▸ To do: Write each entry again exactly as shown, but without the images it holds.

+++ Entries provided

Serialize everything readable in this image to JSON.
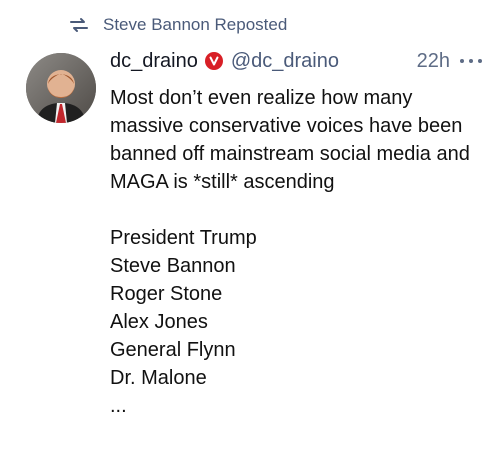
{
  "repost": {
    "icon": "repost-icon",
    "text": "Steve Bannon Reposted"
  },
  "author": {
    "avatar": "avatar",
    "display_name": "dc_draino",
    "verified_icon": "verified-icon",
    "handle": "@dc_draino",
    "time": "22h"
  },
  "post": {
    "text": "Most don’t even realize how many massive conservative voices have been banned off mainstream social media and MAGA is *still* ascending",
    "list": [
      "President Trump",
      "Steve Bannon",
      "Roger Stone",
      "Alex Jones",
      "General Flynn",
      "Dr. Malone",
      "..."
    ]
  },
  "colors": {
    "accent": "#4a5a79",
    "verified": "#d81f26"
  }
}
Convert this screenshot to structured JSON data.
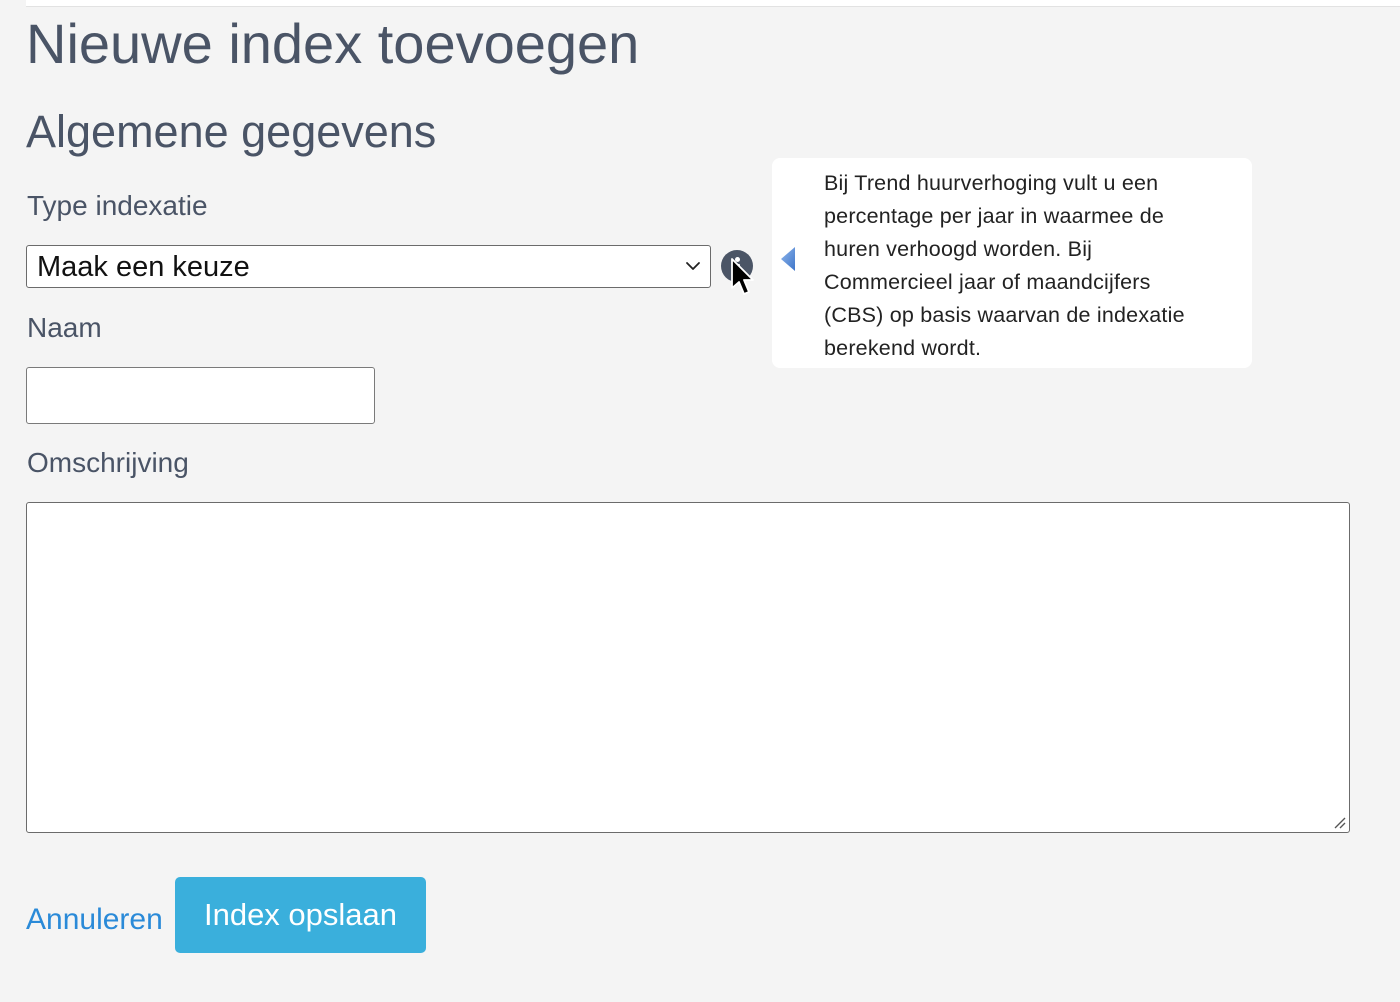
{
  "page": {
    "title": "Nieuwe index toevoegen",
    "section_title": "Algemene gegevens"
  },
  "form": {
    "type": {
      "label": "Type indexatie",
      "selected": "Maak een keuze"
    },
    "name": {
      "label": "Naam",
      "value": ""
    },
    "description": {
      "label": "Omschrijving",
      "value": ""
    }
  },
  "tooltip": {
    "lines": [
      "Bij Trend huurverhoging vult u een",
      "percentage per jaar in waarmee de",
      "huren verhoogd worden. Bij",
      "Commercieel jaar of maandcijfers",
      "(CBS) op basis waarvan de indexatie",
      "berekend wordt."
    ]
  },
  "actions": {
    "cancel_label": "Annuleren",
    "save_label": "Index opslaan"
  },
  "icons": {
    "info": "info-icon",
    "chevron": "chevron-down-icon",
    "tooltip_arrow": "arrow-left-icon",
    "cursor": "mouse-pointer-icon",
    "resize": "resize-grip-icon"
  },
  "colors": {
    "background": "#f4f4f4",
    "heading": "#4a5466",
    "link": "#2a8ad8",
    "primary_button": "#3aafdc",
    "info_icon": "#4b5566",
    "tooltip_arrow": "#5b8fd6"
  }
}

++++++

▸ Written response:
Serialize everything readable in this image to JSON.
{
  "repost": {
    "icon": "repost-icon",
    "text": "Steve Bannon Reposted"
  },
  "author": {
    "avatar": "avatar",
    "display_name": "dc_draino",
    "verified_icon": "verified-icon",
    "handle": "@dc_draino",
    "time": "22h"
  },
  "post": {
    "text": "Most don’t even realize how many massive conservative voices have been banned off mainstream social media and MAGA is *still* ascending",
    "list": [
      "President Trump",
      "Steve Bannon",
      "Roger Stone",
      "Alex Jones",
      "General Flynn",
      "Dr. Malone",
      "..."
    ]
  },
  "colors": {
    "accent": "#4a5a79",
    "verified": "#d81f26"
  }
}
Convert this screenshot to structured JSON data.
{
  "page": {
    "title": "Nieuwe index toevoegen",
    "section_title": "Algemene gegevens"
  },
  "form": {
    "type": {
      "label": "Type indexatie",
      "selected": "Maak een keuze"
    },
    "name": {
      "label": "Naam",
      "value": ""
    },
    "description": {
      "label": "Omschrijving",
      "value": ""
    }
  },
  "tooltip": {
    "lines": [
      "Bij Trend huurverhoging vult u een",
      "percentage per jaar in waarmee de",
      "huren verhoogd worden. Bij",
      "Commercieel jaar of maandcijfers",
      "(CBS) op basis waarvan de indexatie",
      "berekend wordt."
    ]
  },
  "actions": {
    "cancel_label": "Annuleren",
    "save_label": "Index opslaan"
  },
  "icons": {
    "info": "info-icon",
    "chevron": "chevron-down-icon",
    "tooltip_arrow": "arrow-left-icon",
    "cursor": "mouse-pointer-icon",
    "resize": "resize-grip-icon"
  },
  "colors": {
    "background": "#f4f4f4",
    "heading": "#4a5466",
    "link": "#2a8ad8",
    "primary_button": "#3aafdc",
    "info_icon": "#4b5566",
    "tooltip_arrow": "#5b8fd6"
  }
}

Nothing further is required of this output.